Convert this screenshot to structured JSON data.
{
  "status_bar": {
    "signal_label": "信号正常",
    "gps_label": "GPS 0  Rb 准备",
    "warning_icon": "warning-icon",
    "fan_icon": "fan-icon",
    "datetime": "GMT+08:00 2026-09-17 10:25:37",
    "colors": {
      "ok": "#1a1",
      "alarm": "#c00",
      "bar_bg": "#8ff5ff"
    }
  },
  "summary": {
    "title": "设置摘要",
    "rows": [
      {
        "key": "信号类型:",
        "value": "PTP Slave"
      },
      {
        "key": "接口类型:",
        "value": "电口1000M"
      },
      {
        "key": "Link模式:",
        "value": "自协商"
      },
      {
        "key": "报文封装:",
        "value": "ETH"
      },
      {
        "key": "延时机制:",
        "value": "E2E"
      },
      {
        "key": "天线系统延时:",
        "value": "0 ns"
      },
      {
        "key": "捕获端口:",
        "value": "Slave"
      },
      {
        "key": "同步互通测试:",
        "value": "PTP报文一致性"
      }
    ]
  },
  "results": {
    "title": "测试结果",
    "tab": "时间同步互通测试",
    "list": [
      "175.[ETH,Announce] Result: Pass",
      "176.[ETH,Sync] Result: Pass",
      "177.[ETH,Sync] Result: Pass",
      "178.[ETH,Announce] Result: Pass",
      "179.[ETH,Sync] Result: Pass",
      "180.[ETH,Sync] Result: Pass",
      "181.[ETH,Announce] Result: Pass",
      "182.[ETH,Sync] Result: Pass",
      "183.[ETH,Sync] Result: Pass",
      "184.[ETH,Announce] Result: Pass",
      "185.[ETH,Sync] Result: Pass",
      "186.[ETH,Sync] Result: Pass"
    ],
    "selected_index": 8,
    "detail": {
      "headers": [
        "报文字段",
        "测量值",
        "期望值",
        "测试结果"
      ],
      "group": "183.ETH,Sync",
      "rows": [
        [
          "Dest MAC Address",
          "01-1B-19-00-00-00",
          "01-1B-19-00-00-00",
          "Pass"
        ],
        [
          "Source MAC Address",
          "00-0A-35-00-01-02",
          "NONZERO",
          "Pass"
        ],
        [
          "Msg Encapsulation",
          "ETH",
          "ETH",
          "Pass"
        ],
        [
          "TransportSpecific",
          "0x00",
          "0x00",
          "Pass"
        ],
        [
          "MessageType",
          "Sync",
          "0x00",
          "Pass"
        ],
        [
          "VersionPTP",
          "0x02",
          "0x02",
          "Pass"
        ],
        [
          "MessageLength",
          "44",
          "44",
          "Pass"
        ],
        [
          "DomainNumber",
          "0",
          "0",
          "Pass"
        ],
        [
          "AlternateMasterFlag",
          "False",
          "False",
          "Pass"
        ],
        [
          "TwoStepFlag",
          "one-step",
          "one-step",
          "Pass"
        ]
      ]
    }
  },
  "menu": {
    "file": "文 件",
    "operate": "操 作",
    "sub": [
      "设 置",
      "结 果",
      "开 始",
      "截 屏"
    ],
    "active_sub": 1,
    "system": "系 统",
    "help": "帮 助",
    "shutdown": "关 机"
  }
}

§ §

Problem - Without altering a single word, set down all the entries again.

Completed exercise -
Convert this screenshot to structured JSON data.
{
  "status_bar": {
    "signal_label": "信号正常",
    "gps_label": "GPS 0  Rb 准备",
    "warning_icon": "warning-icon",
    "fan_icon": "fan-icon",
    "datetime": "GMT+08:00 2026-09-17 10:25:37",
    "colors": {
      "ok": "#1a1",
      "alarm": "#c00",
      "bar_bg": "#8ff5ff"
    }
  },
  "summary": {
    "title": "设置摘要",
    "rows": [
      {
        "key": "信号类型:",
        "value": "PTP Slave"
      },
      {
        "key": "接口类型:",
        "value": "电口1000M"
      },
      {
        "key": "Link模式:",
        "value": "自协商"
      },
      {
        "key": "报文封装:",
        "value": "ETH"
      },
      {
        "key": "延时机制:",
        "value": "E2E"
      },
      {
        "key": "天线系统延时:",
        "value": "0 ns"
      },
      {
        "key": "捕获端口:",
        "value": "Slave"
      },
      {
        "key": "同步互通测试:",
        "value": "PTP报文一致性"
      }
    ]
  },
  "results": {
    "title": "测试结果",
    "tab": "时间同步互通测试",
    "list": [
      "175.[ETH,Announce] Result: Pass",
      "176.[ETH,Sync] Result: Pass",
      "177.[ETH,Sync] Result: Pass",
      "178.[ETH,Announce] Result: Pass",
      "179.[ETH,Sync] Result: Pass",
      "180.[ETH,Sync] Result: Pass",
      "181.[ETH,Announce] Result: Pass",
      "182.[ETH,Sync] Result: Pass",
      "183.[ETH,Sync] Result: Pass",
      "184.[ETH,Announce] Result: Pass",
      "185.[ETH,Sync] Result: Pass",
      "186.[ETH,Sync] Result: Pass"
    ],
    "selected_index": 8,
    "detail": {
      "headers": [
        "报文字段",
        "测量值",
        "期望值",
        "测试结果"
      ],
      "group": "183.ETH,Sync",
      "rows": [
        [
          "Dest MAC Address",
          "01-1B-19-00-00-00",
          "01-1B-19-00-00-00",
          "Pass"
        ],
        [
          "Source MAC Address",
          "00-0A-35-00-01-02",
          "NONZERO",
          "Pass"
        ],
        [
          "Msg Encapsulation",
          "ETH",
          "ETH",
          "Pass"
        ],
        [
          "TransportSpecific",
          "0x00",
          "0x00",
          "Pass"
        ],
        [
          "MessageType",
          "Sync",
          "0x00",
          "Pass"
        ],
        [
          "VersionPTP",
          "0x02",
          "0x02",
          "Pass"
        ],
        [
          "MessageLength",
          "44",
          "44",
          "Pass"
        ],
        [
          "DomainNumber",
          "0",
          "0",
          "Pass"
        ],
        [
          "AlternateMasterFlag",
          "False",
          "False",
          "Pass"
        ],
        [
          "TwoStepFlag",
          "one-step",
          "one-step",
          "Pass"
        ]
      ]
    }
  },
  "menu": {
    "file": "文 件",
    "operate": "操 作",
    "sub": [
      "设 置",
      "结 果",
      "开 始",
      "截 屏"
    ],
    "active_sub": 1,
    "system": "系 统",
    "help": "帮 助",
    "shutdown": "关 机"
  }
}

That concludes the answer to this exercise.